A selection of Alison's books on Henry VIII and the Tudor court will be available to purchase for signing. 

Daisy Dunn A Women's History of the Ancient World

Award-winning classicist Daisy Dunn has written the first ever female-led history of the ancient world. Ahead of the publication of her book, The Missing Thread, she discusses how, far from being bit-players, women were in fact the real creators of antiquity. From Sappho to Artemisia, Cleopatra to Fulvia, Agrippina to Boudica – and the many nameless in between – the story of the past is truly one of magnificent and highly-skilled women. 

Daisy Dunn is an award-winning classicist and author of seven books. Her newest, The Missing Thread: A Women's History of the Ancient World, will be published in May. Her previous, Not Far From Brideshead: Oxford between the Wars, was selected for Radio 4's Open Book and long-listed for the Runciman Award. Daisy is also a critic for The Spectator and Spear's and editor of ARGO: A Hellenic Review. She grew up in Surrey and has supported West Horsley place by curating History Day. 

Jessie Childs The Siege of Loyalty House

This is the story of a home that became a warzone. Basing House in Hampshire saw one of the longest and bloodiest sieges of the English Civil War. Defended for over two years by an unlikely group of aristocrats, artists and apothecaries, it became a symbol of royalist defiance and a microcosm of the wider war. Hailed by Simon Schama as 'almost Tolstoyan in its emotional intelligence and literary power', The Siege of Loyalty House was a Book of the Year in over ten publications, including the TimesTelegraph, Guardian and Spectator.
Jessie Childs is an award-winning author, historian and broadcaster. Her first book Henry VIII’s Last Victim won the Elizabeth Longford Prize for Historical Biography, and her second God’s Traitors won the PEN Hessell-Tiltman Prize for History. She reviews widely and has contributed to many TV documentaries, including the BAFTA-nominated Elizabeth I’s Secret Agents and two BBC series on Charles I. 

Helen Castor Joan of Arc: A History

The story of Joan of Arc is profoundly familiar and endlessly startling: a 15th-century peasant girl claiming to hear voices from God, who became a teenage warrior leading armies to victory in an age that believed women could not and should not fight.  Eventually captured and put on trial, she was burned at the stake as a heretic at the age of just nineteen. Five hundred years later, she was canonised as a saint. Helen Castor tells the extraordinary true story behind the myth, and explores a tumultuous moment in history when no one – not Joan herself, nor the people around her – knew what would happen next.
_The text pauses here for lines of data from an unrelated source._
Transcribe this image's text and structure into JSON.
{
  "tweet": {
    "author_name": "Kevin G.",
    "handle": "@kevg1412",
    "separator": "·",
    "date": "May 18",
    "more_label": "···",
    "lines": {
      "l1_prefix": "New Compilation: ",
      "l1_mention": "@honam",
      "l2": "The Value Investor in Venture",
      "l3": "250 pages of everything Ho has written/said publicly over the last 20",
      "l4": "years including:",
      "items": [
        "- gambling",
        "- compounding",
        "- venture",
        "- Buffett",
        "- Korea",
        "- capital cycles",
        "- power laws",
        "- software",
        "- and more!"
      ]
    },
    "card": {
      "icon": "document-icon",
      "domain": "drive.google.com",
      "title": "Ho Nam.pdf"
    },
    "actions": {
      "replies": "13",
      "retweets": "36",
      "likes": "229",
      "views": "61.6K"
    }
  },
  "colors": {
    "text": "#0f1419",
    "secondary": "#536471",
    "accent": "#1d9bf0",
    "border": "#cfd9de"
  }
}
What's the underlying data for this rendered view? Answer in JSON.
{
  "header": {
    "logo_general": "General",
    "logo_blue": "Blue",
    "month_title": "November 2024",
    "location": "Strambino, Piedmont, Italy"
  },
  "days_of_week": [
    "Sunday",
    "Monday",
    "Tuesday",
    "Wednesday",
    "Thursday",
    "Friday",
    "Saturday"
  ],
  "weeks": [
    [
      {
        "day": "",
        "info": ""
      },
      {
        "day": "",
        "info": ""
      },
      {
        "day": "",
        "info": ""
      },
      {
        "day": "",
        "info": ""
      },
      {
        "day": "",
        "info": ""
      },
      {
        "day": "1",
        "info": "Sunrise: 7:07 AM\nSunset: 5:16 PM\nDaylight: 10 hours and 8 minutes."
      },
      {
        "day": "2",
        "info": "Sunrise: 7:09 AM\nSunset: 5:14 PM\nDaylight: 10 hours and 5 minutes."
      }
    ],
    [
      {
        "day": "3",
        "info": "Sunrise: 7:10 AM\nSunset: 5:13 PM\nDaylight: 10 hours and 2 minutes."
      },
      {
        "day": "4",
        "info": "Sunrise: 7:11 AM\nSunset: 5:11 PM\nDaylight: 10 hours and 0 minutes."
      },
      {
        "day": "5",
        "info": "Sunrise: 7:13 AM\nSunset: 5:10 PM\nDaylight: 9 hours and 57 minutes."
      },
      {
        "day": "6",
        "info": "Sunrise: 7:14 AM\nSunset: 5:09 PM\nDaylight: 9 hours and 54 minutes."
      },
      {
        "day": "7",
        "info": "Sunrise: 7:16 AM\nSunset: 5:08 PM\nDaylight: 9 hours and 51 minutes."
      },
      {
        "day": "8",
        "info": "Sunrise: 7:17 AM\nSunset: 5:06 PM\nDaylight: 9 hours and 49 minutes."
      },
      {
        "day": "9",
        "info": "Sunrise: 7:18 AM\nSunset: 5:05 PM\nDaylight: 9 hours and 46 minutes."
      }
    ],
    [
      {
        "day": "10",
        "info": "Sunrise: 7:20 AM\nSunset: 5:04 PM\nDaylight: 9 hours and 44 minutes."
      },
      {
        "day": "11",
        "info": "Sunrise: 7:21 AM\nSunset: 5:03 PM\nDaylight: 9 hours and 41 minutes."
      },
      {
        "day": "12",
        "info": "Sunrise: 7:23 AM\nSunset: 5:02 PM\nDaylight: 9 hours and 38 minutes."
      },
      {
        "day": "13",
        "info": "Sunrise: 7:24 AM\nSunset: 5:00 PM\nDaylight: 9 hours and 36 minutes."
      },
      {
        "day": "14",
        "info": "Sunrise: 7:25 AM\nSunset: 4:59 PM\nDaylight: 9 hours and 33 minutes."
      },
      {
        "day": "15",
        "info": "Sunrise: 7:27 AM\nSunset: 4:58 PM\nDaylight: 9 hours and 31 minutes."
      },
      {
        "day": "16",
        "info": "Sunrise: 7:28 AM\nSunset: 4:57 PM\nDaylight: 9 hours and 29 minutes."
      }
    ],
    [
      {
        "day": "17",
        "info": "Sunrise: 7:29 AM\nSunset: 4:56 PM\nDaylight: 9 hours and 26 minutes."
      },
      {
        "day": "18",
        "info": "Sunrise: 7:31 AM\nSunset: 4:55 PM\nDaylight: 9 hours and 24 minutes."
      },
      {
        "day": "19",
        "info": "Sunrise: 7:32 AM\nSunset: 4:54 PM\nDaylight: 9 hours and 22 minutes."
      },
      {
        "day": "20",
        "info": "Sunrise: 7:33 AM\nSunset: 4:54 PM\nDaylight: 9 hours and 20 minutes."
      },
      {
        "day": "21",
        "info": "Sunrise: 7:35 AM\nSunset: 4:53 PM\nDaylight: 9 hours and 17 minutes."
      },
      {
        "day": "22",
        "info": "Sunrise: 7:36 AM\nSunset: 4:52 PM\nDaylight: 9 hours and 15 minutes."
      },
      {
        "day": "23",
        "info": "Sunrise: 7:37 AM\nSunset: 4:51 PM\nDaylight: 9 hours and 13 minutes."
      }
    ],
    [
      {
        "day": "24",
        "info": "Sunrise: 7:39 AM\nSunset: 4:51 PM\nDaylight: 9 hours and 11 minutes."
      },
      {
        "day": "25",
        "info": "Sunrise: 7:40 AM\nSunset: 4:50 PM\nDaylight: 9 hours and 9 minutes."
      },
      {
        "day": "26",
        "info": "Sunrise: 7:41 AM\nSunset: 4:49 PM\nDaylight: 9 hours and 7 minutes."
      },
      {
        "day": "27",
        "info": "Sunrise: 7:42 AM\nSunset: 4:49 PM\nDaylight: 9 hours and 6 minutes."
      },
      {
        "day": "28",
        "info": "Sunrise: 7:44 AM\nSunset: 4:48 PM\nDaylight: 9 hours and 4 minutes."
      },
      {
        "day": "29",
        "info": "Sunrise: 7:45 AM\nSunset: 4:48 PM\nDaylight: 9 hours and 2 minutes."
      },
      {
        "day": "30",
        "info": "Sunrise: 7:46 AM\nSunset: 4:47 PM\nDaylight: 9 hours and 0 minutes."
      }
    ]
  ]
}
Helen Castor is a medieval and Tudor historian, and a Fellow Commoner of Sidney Sussex College, University of Cambridge. Her books include the prize-winning Blood & Roses: The Paston Family in the Fifteenth Century; Elizabeth I: A Study in Insecurity; and Joan of Arc, dubbed a ’triumph of history’. Her book She-Wolves: The Women Who Ruled England Before Elizabeth was made into a BBC TV series. She has presented a range of programmes for BBC TV and radio and Channel 4, was a Booker Prize judge in 2022, and is currently at work on The Eagle and the Hart, a study of Richard II and Henry IV, to be published later in 2024.

Important Information:

Ticket cost: £40

Event timings: 10 am-4.30 pm

Venue: Barn

Tickets includes all four talks, plus access to explore the manor house at lunch time

Hot drinks & light bites are available to buy from our pop-up partner coffee van. Please note that there is no other catering on site. However you can also a lunch box when you buy your ticket or bring a picnic lunch along with you. 

Suitable for 16+ (under 18s must be accompanied)

Please support our local independent book shop: Cobham Bookshop by buying books at the event, which you can have signed by the authors.